• Your objective: What lines of the data include the string "name"? Copy them all.

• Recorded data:
################

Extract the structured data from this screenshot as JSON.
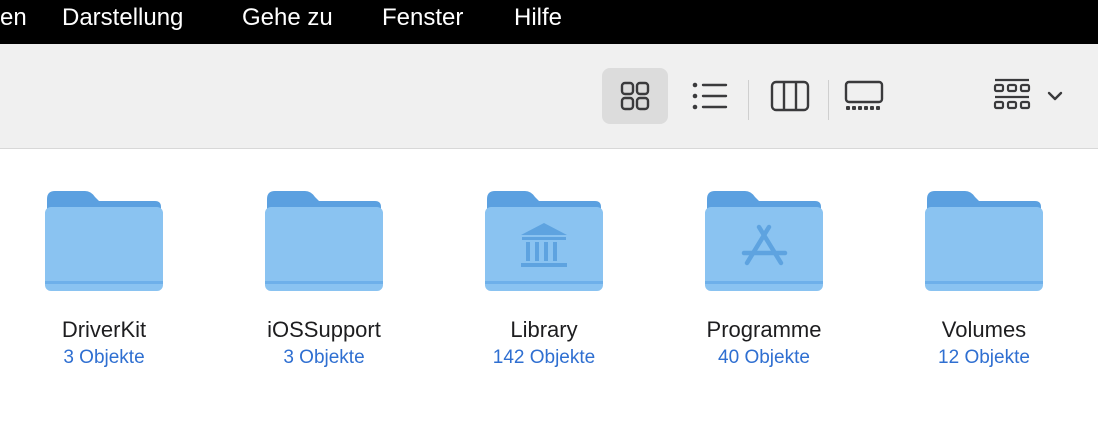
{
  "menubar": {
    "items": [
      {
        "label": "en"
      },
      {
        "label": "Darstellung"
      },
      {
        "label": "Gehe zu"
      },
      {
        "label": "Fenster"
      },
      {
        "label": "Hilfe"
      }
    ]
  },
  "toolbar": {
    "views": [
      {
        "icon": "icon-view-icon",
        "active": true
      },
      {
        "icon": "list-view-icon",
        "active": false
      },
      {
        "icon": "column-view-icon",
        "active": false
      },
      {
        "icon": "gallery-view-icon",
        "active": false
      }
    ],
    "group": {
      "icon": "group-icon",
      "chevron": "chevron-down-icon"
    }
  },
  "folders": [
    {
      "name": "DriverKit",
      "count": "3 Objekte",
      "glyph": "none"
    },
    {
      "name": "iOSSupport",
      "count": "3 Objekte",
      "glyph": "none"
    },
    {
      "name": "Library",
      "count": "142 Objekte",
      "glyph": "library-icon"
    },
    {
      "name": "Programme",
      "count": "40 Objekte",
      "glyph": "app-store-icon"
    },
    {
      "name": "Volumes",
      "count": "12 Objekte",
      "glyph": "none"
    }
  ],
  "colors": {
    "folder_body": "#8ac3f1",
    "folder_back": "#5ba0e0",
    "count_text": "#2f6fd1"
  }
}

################

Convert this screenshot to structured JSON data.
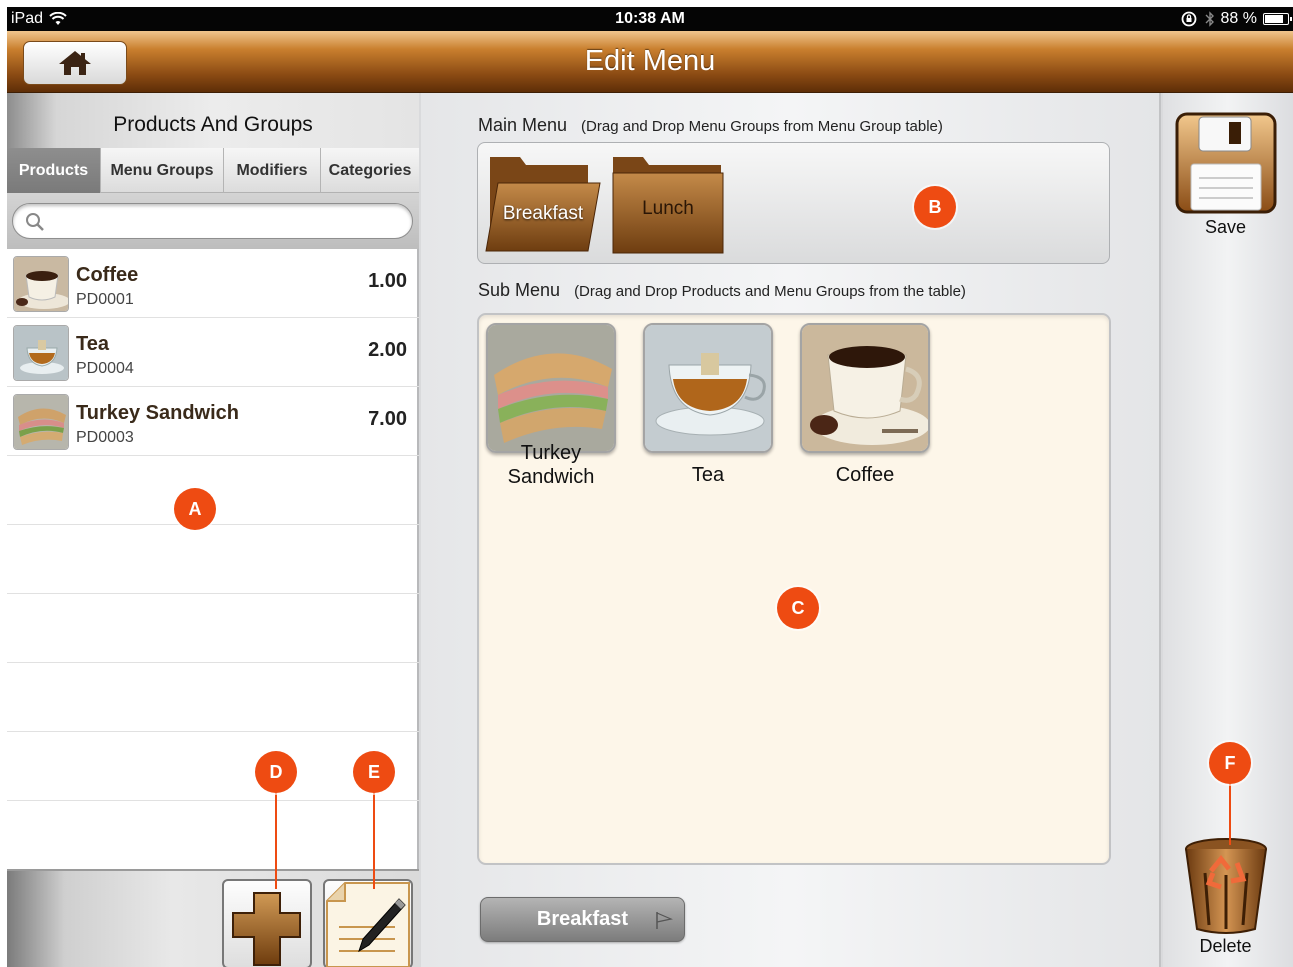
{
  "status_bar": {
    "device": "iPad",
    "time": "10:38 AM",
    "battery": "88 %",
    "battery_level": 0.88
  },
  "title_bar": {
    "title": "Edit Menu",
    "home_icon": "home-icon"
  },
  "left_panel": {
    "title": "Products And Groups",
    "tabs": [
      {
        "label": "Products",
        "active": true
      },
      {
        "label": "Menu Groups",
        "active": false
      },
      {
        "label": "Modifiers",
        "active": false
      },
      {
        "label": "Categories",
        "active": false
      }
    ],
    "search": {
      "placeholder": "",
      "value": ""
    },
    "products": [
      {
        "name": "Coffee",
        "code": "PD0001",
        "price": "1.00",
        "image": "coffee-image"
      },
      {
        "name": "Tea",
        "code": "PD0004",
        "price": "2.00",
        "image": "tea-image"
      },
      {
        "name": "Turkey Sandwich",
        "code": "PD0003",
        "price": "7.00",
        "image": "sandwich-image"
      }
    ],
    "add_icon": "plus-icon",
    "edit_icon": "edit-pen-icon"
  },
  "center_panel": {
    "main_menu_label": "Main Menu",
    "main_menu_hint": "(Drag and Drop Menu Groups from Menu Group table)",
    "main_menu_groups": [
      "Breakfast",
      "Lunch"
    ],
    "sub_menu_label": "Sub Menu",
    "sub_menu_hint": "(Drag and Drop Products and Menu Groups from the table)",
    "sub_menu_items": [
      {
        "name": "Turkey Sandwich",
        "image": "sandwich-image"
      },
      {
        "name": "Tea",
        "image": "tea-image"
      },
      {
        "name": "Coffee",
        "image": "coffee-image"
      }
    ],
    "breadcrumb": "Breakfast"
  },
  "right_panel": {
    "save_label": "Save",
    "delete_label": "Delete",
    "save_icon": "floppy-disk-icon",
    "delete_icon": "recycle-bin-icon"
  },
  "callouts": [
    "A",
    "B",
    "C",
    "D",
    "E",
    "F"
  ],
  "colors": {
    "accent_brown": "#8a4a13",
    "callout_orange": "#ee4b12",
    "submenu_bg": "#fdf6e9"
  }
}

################

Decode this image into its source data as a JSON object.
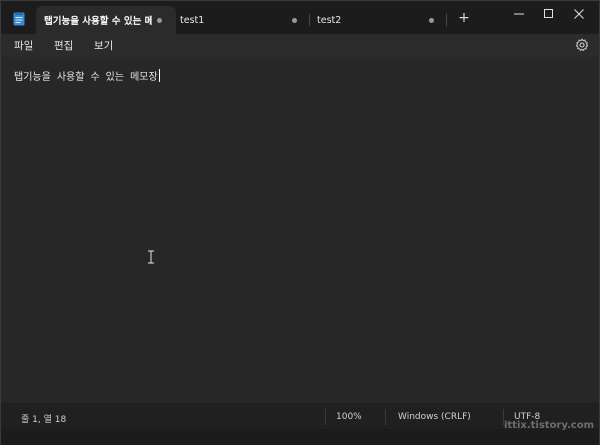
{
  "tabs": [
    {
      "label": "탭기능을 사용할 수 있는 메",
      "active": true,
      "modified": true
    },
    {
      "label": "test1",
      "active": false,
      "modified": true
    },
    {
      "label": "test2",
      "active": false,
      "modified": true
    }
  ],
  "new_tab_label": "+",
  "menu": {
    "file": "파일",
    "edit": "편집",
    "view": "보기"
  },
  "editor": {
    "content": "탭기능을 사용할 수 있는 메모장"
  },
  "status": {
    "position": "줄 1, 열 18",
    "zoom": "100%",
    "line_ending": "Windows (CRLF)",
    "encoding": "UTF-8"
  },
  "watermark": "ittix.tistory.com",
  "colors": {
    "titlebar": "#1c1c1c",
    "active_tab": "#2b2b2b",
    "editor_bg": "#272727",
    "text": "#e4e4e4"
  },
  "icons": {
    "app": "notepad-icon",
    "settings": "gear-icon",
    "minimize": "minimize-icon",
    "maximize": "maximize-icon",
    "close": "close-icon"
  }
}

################

• Exercise solution:
      "name": "DriverKit",
      "name": "iOSSupport",
      "name": "Library",
      "name": "Programme",
      "name": "Volumes",
        "name": "Coffee",
        "name": "Tea",
        "name": "Turkey Sandwich",
        "name": "Turkey Sandwich",
        "name": "Tea",
        "name": "Coffee",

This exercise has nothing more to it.